Uncle shared more of his hard-won garden wisdom. Together we inspected my fledgling vegetable crop, and in very broken English, he explained that rather than cut off the entire head of lettuce for a salad, I could simply pick off the leaves as I needed them. The plant will continue to grow. Why didn’t I think of that?? He also explained how to propagate rose bushes, and made it sound very easy. He told me to break (not cut) a good sized branch, plunge 3/4 of it into soil, and by spring the new plant would be rooted and budding. Easier said than done, I think.

I may be giving it a try, in any event. On Sunday we took a hike up Walker’s Line, and dropped into a very old graveyard near the trail head. In years past the blooms on a magnificent old rose have always caught my eye…double pink blooms and very fragant, and huge. Over the years the bush, which was probably originally planted on a grave, has taken over an entire section of the graveyard and has reseeded freely in a neighbouring meadow. I figured if I could find the original grave marker, I would learn approximately how old the rose really was. It took some courage, more than a few scratches, and some determined rooting to find it — an old white stone marker buried deep in the rose bush, dated 1895. I dug up a couple of seedlings and hope that I can get them to grow on my deck garden, at least for a while.

Yesterday was a warm day, and with the deck finally finished (and a whopping hydro bill waiting to be paid), I decided it was time to move all my orchids and indoor plants outside, and turn off the 1000W grow light and humidifier. It took hours of work to arrange everything to my liking, and to clean up the mess left over in the grow room. By late evening I was very satisfied with my efforts, and dragged Laird outside to admire the new decor.

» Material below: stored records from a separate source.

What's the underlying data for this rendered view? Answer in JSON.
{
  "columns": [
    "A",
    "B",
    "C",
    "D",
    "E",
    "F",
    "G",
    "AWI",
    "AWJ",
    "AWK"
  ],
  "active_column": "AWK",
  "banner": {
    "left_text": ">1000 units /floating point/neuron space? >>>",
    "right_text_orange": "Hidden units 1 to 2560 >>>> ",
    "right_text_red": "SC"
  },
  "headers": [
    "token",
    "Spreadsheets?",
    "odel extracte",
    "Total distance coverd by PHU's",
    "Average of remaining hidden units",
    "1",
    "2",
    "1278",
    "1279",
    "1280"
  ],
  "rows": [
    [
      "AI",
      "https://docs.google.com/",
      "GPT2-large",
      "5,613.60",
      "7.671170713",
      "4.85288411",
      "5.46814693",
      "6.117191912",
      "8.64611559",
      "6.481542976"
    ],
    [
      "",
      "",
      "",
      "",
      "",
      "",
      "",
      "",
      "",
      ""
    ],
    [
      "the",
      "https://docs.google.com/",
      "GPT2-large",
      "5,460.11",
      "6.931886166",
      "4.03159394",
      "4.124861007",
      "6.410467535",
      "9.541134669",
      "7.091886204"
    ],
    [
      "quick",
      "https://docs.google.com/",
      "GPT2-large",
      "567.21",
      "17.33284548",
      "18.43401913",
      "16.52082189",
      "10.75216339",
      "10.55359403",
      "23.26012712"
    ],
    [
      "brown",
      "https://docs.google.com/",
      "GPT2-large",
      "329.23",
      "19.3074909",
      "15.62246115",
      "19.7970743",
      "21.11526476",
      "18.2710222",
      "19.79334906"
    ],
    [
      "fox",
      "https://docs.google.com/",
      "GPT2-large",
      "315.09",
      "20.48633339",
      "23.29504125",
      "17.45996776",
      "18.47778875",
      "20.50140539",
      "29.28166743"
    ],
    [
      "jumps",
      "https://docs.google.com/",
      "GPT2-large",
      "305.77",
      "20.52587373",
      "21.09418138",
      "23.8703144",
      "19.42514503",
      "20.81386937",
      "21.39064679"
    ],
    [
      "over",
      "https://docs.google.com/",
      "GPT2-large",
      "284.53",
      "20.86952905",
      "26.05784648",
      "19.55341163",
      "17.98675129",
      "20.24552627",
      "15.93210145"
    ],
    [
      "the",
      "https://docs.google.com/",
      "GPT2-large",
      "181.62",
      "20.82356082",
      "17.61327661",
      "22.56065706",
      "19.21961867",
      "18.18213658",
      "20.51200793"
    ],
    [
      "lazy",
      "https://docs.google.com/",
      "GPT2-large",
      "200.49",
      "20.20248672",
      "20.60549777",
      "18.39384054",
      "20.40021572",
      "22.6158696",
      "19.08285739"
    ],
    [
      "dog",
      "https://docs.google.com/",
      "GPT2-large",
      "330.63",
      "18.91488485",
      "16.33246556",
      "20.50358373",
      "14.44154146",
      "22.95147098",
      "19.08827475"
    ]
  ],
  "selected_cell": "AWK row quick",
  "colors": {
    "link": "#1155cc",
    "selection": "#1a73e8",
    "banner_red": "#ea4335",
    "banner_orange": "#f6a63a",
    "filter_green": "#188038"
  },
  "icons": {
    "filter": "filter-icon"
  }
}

Alas, I’m off to a bad start. Mr. Racoon paid an inspection visit last night, and apparently didn’t like what he saw. He knocked pots off shelves, dug plants out of pots and flung them around the deck, tromped carelessly in my big planters, and washed something disgusting in my fairy fountain. He managed to get into the garbage cans, and showed his displeasure at not being able to get into the worm bins by knocking everything around it to the ground. The bugger. I can’t wait until the vegetables start coming out. It could be war.

The only consolation is that I wasn’t singled out. This morning, as I grumbled in my nightie and started picking up after the bastard, I heard my neighbour on the deck below doing the same thing.

Now, it’s turned cold again and the high later this week will only be 10C. I don’t know if my orchids will stand up to all the stress. They’re going to have to — I’m not dragging them all back inside two days after taking them out! If they die I may switch to cactus plants. That’ll even the score with that raccoon.